Asking for a Raise
Reviewed – 3rd July 2018
“The ensemble work produced by this cast was of the highest calibre, and the skill required to pull off this type of work should not be underestimated”
Asking for a Raise is a devised comedy which explores one of the central and perennial demands of office culture; exactly how do you pluck up the courage to ask for a raise? It’s a situation familiar to many of us, although the ‘universal office’ in the piece had more in common with offices of the past than with contemporary work spaces. One of the performers – the excellent Poppy Lawless – mentions her time at a call centre in her programme biography, and this reviewer couldn’t help feeling that the piece would have been taken to the next level by properly drawing on the experiences of these young actors, rather than rehashing an office setting that essentially hasn’t changed since the 1950s.
There’s no doubt that Hugo Aguirre (designer/director) and Franciska Éry (director), ably assisted by Liam Murphy (music), have produced a slick piece of theatre. It is visually arresting and tightly choreographed, with some well-orchestrated set pieces. Stylistically, it is reminiscent of the wonderful formative years of Theatre de Complicité, and there is still a lot of fun to be had within that absurdist European tradition. Again however, there was a feeling of disconnect. It felt like a well-mastered technique, as opposed to an organically-developed theatrical language, unique to this company, and as such, was lacking in soul. The office is, of course, an alienating soulless space, but the subject shouldn’t affect the performance quality. The ensemble work produced by this cast was of the highest calibre, and the skill required to pull off this type of work should not be underestimated. It was just a shame that the substance of the piece was not there for them to work with, and that they were not more present as individuals.
Fifty minutes is an awful lot of time for one relatively flimsy scenario to fill, no matter how much flair there is in its execution, and the script would have benefited from the same attention to detail as its performative realisation. Congratulations though to Poppy Lawless, Imogen Parker (with special mention to her wonderful solo smoky jazz pastiche), Jacob Ward, Jack Westgate and Gemma Wray. It would be exciting to see this gang work together again, taking a few more risks and bringing in some heart.

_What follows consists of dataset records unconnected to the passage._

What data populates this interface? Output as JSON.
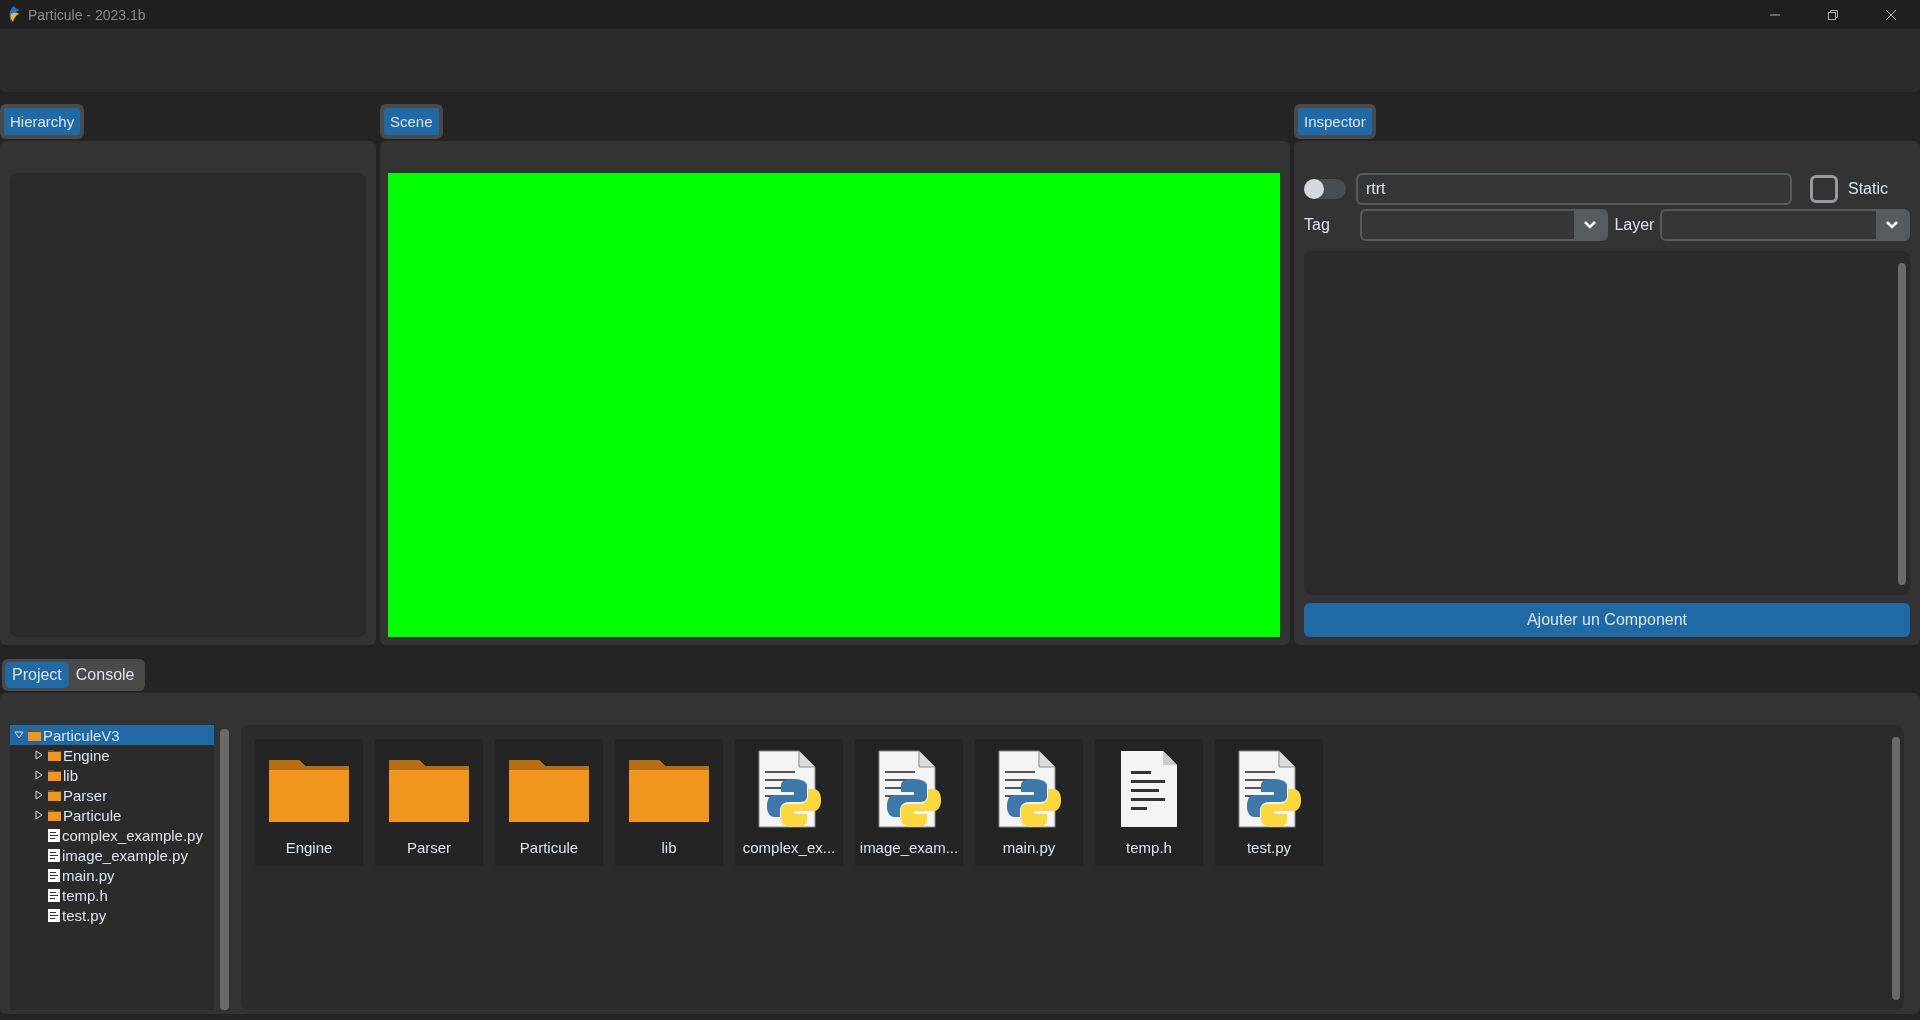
{
  "window": {
    "title": "Particule - 2023.1b"
  },
  "panels": {
    "hierarchy": {
      "title": "Hierarchy"
    },
    "scene": {
      "title": "Scene"
    },
    "inspector": {
      "title": "Inspector"
    }
  },
  "inspector": {
    "active": false,
    "name": "rtrt",
    "static": {
      "label": "Static",
      "checked": false
    },
    "tag": {
      "label": "Tag"
    },
    "layer": {
      "label": "Layer"
    },
    "add_button": "Ajouter un Component"
  },
  "bottom_tabs": [
    {
      "label": "Project",
      "selected": true
    },
    {
      "label": "Console",
      "selected": false
    }
  ],
  "tree": [
    {
      "label": "ParticuleV3",
      "kind": "folder",
      "expanded": true,
      "selected": true,
      "children": [
        {
          "label": "Engine",
          "kind": "folder",
          "expanded": false,
          "selected": false
        },
        {
          "label": "lib",
          "kind": "folder",
          "expanded": false,
          "selected": false
        },
        {
          "label": "Parser",
          "kind": "folder",
          "expanded": false,
          "selected": false
        },
        {
          "label": "Particule",
          "kind": "folder",
          "expanded": false,
          "selected": false
        },
        {
          "label": "complex_example.py",
          "kind": "file",
          "selected": false
        },
        {
          "label": "image_example.py",
          "kind": "file",
          "selected": false
        },
        {
          "label": "main.py",
          "kind": "file",
          "selected": false
        },
        {
          "label": "temp.h",
          "kind": "file",
          "selected": false
        },
        {
          "label": "test.py",
          "kind": "file",
          "selected": false
        }
      ]
    }
  ],
  "files": [
    {
      "label": "Engine",
      "kind": "folder"
    },
    {
      "label": "Parser",
      "kind": "folder"
    },
    {
      "label": "Particule",
      "kind": "folder"
    },
    {
      "label": "lib",
      "kind": "folder"
    },
    {
      "label": "complex_ex...",
      "kind": "python"
    },
    {
      "label": "image_exam...",
      "kind": "python"
    },
    {
      "label": "main.py",
      "kind": "python"
    },
    {
      "label": "temp.h",
      "kind": "text"
    },
    {
      "label": "test.py",
      "kind": "python"
    }
  ]
}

Reviewed by Rebecca Crankshaw
Photography by LivLeopard Photography
Asking to a Raise
The Space until 7th July
Previously reviewed at this venue